But there are other big-media players perhaps better suited to taking a service approach to exploiting digital interactivity in this new style of national politics on the Web. Apple's iPod nation could launch novel election-year downloads and connections. AT&T could use its newly expanded dominant broadband wireless data and video telecom Unity network to connect candidates and voters, which might reinvigorate the process.
The kind of cantankerous, no-holds-barred fight for the White House that has become the norm is bound by the passionate issues, volatile events and news headlines that drive record-breaking traffic on news Web sites, blogs, chat rooms, Internet video and e-mails. It is just the kind of provocative event that will heighten the ways in which consumers access, search, transfer, socialize about and respond to online content from a variety of devices and platforms ranging from iPods, personal computers and Internet-supported mobile phones to IPTV. This is not about over-the-air television reaching a mere 5% of consumers by 2011, as Forrester Research predicts, as much as interactive platforms, content, consumers and advertisers evolving together to create new value, especially at opportunistic times like these.
The age of blockbuster entertainment may be over -- according to Wired editor Chris Anderson, author of the recent best-seller "The Long Tail: Why the Future of Business Is Selling Less of More" -- but blockbuster news events still boost TV news ratings, drive Web site traffic and sell newspapers.

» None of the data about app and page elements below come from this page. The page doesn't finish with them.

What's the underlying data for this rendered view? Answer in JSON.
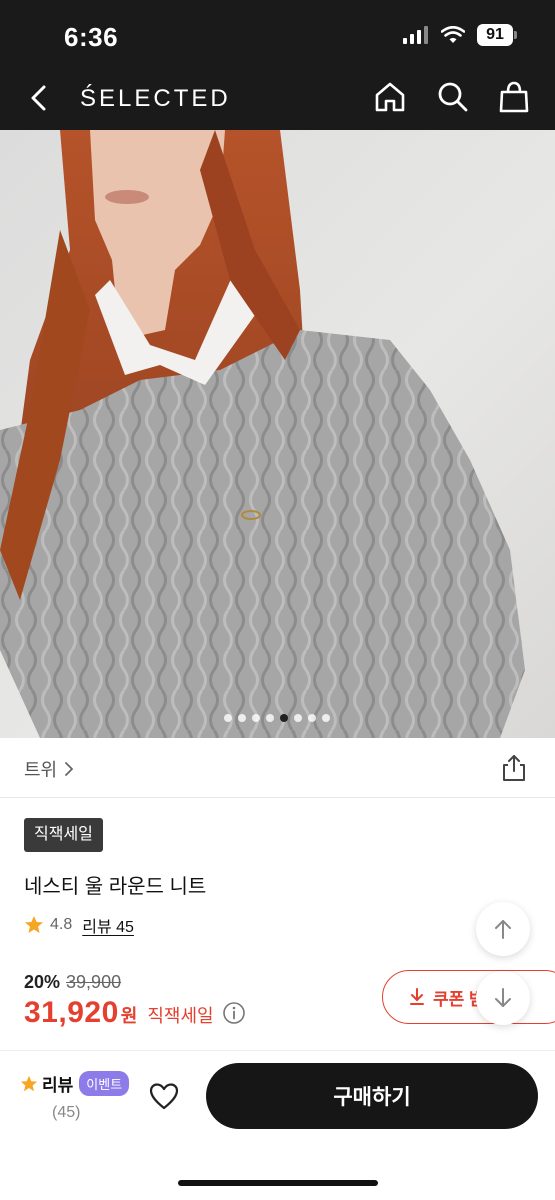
{
  "status": {
    "time": "6:36",
    "battery": "91"
  },
  "header": {
    "brand": "ŚELECTED"
  },
  "gallery": {
    "image_count": 8,
    "active_index": 4
  },
  "product": {
    "brand": "트위",
    "badge": "직잭세일",
    "title": "네스티 울 라운드 니트",
    "rating": "4.8",
    "review_label": "리뷰 45",
    "discount": "20%",
    "original_price": "39,900",
    "price": "31,920",
    "currency": "원",
    "sale_label": "직잭세일"
  },
  "coupon": {
    "label": "쿠폰 받"
  },
  "bottom": {
    "review_label": "리뷰",
    "event_badge": "이벤트",
    "review_count": "(45)",
    "buy_label": "구매하기"
  },
  "colors": {
    "accent": "#e5402f",
    "event": "#8c7be8",
    "dark": "#161616"
  }
}
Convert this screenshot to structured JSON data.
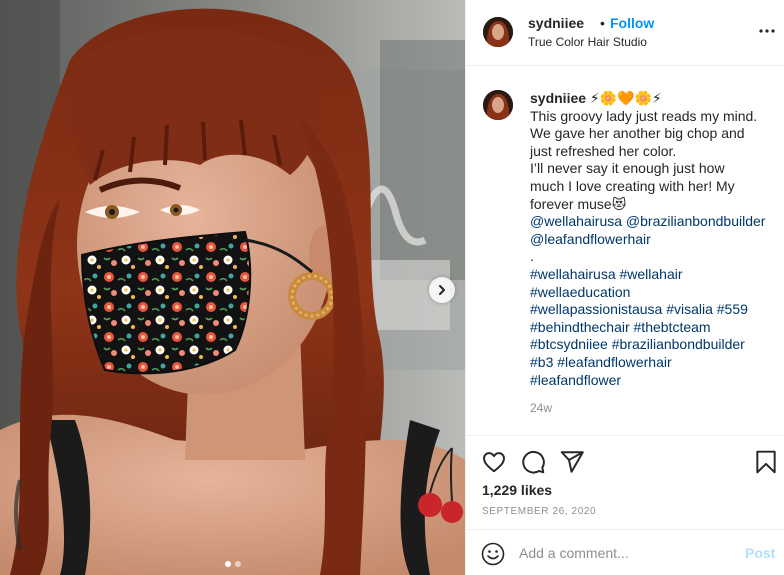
{
  "post": {
    "username": "sydniiee",
    "follow_bullet": "•",
    "follow_label": "Follow",
    "location": "True Color Hair Studio",
    "more_icon": "more-horizontal-icon"
  },
  "caption": {
    "username": "sydniiee",
    "username_emojis": "⚡🌼🧡🌼⚡",
    "lines": [
      "This groovy lady just reads my mind.",
      "We gave her another big chop and",
      "just refreshed her color.",
      "I’ll never say it enough just how",
      "much I love creating with her! My",
      "forever muse😻"
    ],
    "mention_lines": [
      "@wellahairusa @brazilianbondbuilder",
      "@leafandflowerhair"
    ],
    "separator": ".",
    "hashtag_lines": [
      "#wellahairusa #wellahair",
      "#wellaeducation",
      "#wellapassionistausa #visalia #559",
      "#behindthechair #thebtcteam",
      "#btcsydniiee #brazilianbondbuilder",
      "#b3 #leafandflowerhair",
      "#leafandflower"
    ],
    "time_ago": "24w"
  },
  "actions": {
    "like_icon": "heart-icon",
    "comment_icon": "comment-icon",
    "share_icon": "share-icon",
    "save_icon": "bookmark-icon",
    "likes": "1,229 likes",
    "date": "SEPTEMBER 26, 2020"
  },
  "comment_box": {
    "placeholder": "Add a comment...",
    "value": "",
    "post_label": "Post",
    "emoji_icon": "smiley-icon"
  },
  "media": {
    "next_icon": "chevron-right-icon",
    "carousel_count": 2,
    "carousel_active": 1
  },
  "colors": {
    "link": "#00376b",
    "follow": "#0095f6",
    "post_disabled": "#b2dffc",
    "muted": "#8e8e8e"
  }
}
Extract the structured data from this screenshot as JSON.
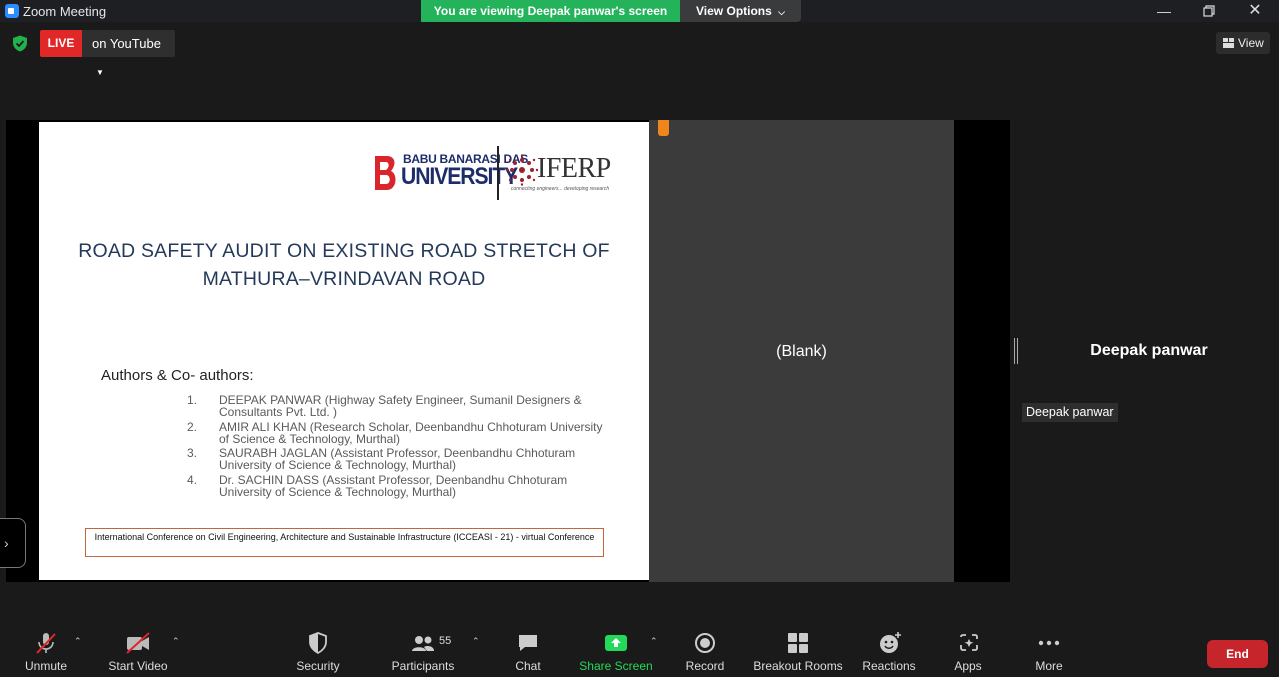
{
  "window": {
    "title": "Zoom Meeting",
    "viewing_banner": "You are viewing Deepak panwar's screen",
    "view_options_label": "View Options"
  },
  "top_bar": {
    "live_badge": "LIVE",
    "live_destination": "on YouTube",
    "view_label": "View"
  },
  "slide": {
    "logo_bbd_line1": "BABU BANARASI DAS",
    "logo_bbd_line2": "UNIVERSITY",
    "logo_iferp": "IFERP",
    "logo_iferp_tagline": "connecting engineers... developing research",
    "title_line1": "ROAD SAFETY AUDIT ON EXISTING ROAD STRETCH OF",
    "title_line2": "MATHURA–VRINDAVAN  ROAD",
    "authors_heading": "Authors & Co- authors:",
    "authors": [
      {
        "num": "1.",
        "text": "DEEPAK PANWAR (Highway Safety Engineer, Sumanil Designers & Consultants Pvt. Ltd. )"
      },
      {
        "num": "2.",
        "text": "AMIR ALI KHAN (Research Scholar, Deenbandhu Chhoturam University of Science & Technology, Murthal)"
      },
      {
        "num": "3.",
        "text": "SAURABH JAGLAN (Assistant Professor, Deenbandhu Chhoturam University of Science & Technology, Murthal)"
      },
      {
        "num": "4.",
        "text": "Dr. SACHIN DASS (Assistant Professor, Deenbandhu Chhoturam University of Science & Technology, Murthal)"
      }
    ],
    "conference": "International Conference on Civil Engineering, Architecture and Sustainable Infrastructure (ICCEASI - 21) - virtual Conference"
  },
  "blank_label": "(Blank)",
  "participant": {
    "name_large": "Deepak panwar",
    "name_tag": "Deepak panwar"
  },
  "toolbar": {
    "unmute": "Unmute",
    "start_video": "Start Video",
    "security": "Security",
    "participants": "Participants",
    "participants_count": "55",
    "chat": "Chat",
    "share_screen": "Share Screen",
    "record": "Record",
    "breakout_rooms": "Breakout Rooms",
    "reactions": "Reactions",
    "apps": "Apps",
    "more": "More",
    "end": "End"
  },
  "colors": {
    "banner_green": "#24b35a",
    "live_red": "#e02828",
    "end_red": "#c5252b",
    "share_green": "#23d959",
    "accent_orange": "#f0861b"
  }
}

It will be a costly mistake if major television networks, station groups, newspaper owners and even radio outlets approach the unfolding presidential campaign with a business-as-usual mind-set. Clearly the candidates are not.